The Australian was left seething as a struggling Italy, defying all pre-match predictions, led the Grand Slam champions 10-5 at half-time at Twickenham in a match where the Azzurri repeatedly refused to form rucks and so could legitimately stray offside - a move England's 2003 Rugby World Cup-winning coach Clive Woodward called "innovative and inspired".
England eventually regained their composure to win 36-15 on Sunday as they extended their winning streak to 17 successive Tests.
But an angry Jones called for the rulebook to be revised and accused Poite of looking "flustered", adding: "I've never seen a referee lose his perspective of the game."

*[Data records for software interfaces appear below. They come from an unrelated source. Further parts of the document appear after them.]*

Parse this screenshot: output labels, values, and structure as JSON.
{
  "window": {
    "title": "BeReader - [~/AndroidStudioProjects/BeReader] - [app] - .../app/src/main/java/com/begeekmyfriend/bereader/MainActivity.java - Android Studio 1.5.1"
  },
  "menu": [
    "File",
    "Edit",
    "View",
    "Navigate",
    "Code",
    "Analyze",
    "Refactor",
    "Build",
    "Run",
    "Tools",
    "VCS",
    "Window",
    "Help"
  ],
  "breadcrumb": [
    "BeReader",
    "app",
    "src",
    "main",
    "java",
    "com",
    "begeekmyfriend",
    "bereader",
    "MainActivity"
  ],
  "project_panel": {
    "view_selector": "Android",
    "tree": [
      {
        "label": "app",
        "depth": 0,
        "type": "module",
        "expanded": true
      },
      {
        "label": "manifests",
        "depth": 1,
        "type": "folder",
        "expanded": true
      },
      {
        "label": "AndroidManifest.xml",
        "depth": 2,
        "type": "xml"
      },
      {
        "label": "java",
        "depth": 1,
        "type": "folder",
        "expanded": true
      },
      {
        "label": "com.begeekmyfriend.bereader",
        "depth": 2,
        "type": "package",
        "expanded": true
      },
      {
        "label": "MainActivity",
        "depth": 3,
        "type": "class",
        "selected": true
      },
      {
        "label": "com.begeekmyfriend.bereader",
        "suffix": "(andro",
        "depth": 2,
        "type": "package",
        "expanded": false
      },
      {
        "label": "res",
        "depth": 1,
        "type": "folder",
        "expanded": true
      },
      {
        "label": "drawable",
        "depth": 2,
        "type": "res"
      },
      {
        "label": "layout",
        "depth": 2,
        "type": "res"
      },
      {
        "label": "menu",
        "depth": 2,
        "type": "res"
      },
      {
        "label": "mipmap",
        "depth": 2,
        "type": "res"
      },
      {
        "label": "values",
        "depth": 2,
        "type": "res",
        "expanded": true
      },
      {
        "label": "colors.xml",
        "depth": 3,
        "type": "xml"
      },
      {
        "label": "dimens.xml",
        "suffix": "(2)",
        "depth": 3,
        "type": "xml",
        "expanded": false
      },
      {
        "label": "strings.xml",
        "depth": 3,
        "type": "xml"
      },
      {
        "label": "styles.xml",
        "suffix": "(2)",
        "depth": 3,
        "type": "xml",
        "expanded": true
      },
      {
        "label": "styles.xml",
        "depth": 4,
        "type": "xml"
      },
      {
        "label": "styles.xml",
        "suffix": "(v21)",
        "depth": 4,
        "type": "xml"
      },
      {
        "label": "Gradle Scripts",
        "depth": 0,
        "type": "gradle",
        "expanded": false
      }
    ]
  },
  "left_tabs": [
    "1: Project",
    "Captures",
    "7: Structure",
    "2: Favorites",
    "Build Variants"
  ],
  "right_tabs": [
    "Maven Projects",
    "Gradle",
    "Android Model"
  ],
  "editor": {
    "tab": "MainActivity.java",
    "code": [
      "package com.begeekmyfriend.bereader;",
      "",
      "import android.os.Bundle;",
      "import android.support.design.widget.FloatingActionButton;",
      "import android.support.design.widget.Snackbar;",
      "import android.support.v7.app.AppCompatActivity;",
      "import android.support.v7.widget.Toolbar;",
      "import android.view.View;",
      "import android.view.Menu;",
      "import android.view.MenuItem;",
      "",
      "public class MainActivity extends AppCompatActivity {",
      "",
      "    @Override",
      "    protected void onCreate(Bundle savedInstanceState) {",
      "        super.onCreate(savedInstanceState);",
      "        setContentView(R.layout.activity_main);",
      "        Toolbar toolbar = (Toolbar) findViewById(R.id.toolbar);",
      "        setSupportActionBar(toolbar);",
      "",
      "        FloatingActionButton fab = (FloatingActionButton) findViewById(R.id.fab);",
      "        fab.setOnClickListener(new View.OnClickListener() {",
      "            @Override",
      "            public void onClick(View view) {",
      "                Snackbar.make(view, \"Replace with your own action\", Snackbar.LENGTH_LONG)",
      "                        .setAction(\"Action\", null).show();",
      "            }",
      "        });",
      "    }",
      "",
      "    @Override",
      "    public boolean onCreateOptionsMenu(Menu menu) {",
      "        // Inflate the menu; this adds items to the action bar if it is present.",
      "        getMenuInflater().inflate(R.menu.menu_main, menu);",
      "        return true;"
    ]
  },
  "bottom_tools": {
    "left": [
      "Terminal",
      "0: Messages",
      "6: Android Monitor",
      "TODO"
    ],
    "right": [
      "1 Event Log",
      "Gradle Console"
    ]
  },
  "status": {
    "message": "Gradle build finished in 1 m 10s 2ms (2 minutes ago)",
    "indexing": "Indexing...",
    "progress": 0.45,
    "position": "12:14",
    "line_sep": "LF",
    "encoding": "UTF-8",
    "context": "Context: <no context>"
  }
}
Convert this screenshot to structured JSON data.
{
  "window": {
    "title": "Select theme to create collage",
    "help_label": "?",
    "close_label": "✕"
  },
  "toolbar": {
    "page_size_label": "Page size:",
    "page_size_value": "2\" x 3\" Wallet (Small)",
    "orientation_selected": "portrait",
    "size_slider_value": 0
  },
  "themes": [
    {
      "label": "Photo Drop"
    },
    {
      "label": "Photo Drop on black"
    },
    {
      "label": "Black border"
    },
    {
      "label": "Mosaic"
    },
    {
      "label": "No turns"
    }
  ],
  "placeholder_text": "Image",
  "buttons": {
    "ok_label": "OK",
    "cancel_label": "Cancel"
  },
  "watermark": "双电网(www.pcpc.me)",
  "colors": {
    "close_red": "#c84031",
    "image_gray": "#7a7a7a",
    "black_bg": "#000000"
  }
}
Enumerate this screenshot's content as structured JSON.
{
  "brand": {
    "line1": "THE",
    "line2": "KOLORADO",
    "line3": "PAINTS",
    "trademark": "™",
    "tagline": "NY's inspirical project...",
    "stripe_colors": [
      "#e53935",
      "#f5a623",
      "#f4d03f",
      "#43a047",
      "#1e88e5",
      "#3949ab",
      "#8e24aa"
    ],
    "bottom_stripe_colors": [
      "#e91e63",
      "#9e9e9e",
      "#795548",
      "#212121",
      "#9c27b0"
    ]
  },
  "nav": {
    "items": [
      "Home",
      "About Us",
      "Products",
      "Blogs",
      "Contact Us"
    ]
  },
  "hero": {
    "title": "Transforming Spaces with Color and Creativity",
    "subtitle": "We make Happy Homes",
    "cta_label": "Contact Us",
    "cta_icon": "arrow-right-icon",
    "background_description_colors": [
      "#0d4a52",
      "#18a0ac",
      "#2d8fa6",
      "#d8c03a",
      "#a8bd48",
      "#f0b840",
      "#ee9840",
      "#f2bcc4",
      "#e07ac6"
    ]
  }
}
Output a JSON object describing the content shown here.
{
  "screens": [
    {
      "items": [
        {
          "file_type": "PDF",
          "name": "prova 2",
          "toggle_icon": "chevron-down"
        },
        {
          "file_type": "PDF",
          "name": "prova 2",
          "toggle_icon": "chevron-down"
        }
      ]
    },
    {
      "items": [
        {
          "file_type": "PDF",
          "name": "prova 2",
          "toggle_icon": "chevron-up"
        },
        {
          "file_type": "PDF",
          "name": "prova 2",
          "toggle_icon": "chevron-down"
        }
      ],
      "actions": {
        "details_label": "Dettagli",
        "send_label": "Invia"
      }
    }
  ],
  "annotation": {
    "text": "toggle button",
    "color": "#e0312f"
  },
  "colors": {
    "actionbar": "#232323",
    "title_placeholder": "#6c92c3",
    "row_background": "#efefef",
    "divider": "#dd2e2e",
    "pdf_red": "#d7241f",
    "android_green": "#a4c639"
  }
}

However, a spokesperson for World Rugby, the game's global governing body said on Monday: "The match official team officiated law correctly.
"There is a formal process for unions to request law clarifications, if they wish to do so."
Whether England will do that remains uncertain but Jones called for action on Sunday, as did England flyhalf George Ford, who said it would "kill the game quickly" if other sides followed Italy's example as "there's no rugby going to be played".
Despite England's outrage, this was not the first time the tactic had been deployed with New Zealand's Chiefs having done something similar in Super Rugby and Australia's David Pocock nearly creating a try against Ireland last year with the ploy.
An impressed Woodward, whose England team won the World Cup against an Australia side coached by Jones, praised the Azzurri in his Daily Mail column published on Monday.
"I totally support Italy and their use of their innovative and inspired tactics at Twickenham on Sunday," said Woodward.
"Against a superior team and a rugby nation with infinitely more resources, Italy went down fighting and scheming and plotting," the former England and British and Irish Lions centre added.
"It was behind the lines - literally - guerrilla war and I found it compulsive viewing.
"It's what David always has to do if he is to stand any chance against Goliath.
"The tactic is entirely legitimate and it was fascinating to watch it unfold in a big-match situation."
Italy coach Conor O'Shea had no qualms at all about his side's approach, saying his side - thrashed 63-10 by Ireland in their previous match - "played to the law".
"We are not going to roll over and we are going fight," he insisted. "Just because we took people by surprise, what do they want us to do?"
O'Shea, a former Ireland fullback who played under Woodward at London Irish, added on Sunday: "I remember the great Clive Woodward bringing me over here in 1995 and he said 'Conor, the problem with you guys, in Ireland, is you never think differently'."